## Given records:
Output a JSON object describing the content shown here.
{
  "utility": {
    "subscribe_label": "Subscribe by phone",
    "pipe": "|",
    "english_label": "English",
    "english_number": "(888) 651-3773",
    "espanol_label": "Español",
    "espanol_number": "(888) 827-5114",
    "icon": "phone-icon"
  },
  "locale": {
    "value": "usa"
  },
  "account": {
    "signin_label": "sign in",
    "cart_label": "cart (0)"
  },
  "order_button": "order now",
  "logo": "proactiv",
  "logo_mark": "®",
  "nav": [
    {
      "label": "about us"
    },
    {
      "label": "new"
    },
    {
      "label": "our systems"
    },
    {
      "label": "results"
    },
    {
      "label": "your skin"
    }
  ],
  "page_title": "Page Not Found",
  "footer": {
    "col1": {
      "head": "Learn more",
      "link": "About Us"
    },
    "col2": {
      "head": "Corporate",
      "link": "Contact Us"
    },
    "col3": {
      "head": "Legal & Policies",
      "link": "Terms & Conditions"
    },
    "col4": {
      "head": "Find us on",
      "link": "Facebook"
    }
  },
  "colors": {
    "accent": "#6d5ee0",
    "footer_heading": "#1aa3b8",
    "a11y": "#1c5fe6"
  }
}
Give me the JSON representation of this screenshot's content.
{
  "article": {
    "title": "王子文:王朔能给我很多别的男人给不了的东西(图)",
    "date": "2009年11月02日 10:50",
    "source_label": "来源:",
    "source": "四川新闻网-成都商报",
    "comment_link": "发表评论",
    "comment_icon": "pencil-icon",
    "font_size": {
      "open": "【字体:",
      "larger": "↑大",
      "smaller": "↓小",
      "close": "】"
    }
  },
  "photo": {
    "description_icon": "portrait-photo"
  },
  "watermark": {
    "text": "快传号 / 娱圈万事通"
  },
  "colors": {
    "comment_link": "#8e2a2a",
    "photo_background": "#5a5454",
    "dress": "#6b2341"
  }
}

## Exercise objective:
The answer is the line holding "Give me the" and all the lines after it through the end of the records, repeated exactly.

## Result of this task:
Give me the JSON representation of this screenshot's content.
{
  "article": {
    "title": "王子文:王朔能给我很多别的男人给不了的东西(图)",
    "date": "2009年11月02日 10:50",
    "source_label": "来源:",
    "source": "四川新闻网-成都商报",
    "comment_link": "发表评论",
    "comment_icon": "pencil-icon",
    "font_size": {
      "open": "【字体:",
      "larger": "↑大",
      "smaller": "↓小",
      "close": "】"
    }
  },
  "photo": {
    "description_icon": "portrait-photo"
  },
  "watermark": {
    "text": "快传号 / 娱圈万事通"
  },
  "colors": {
    "comment_link": "#8e2a2a",
    "photo_background": "#5a5454",
    "dress": "#6b2341"
  }
}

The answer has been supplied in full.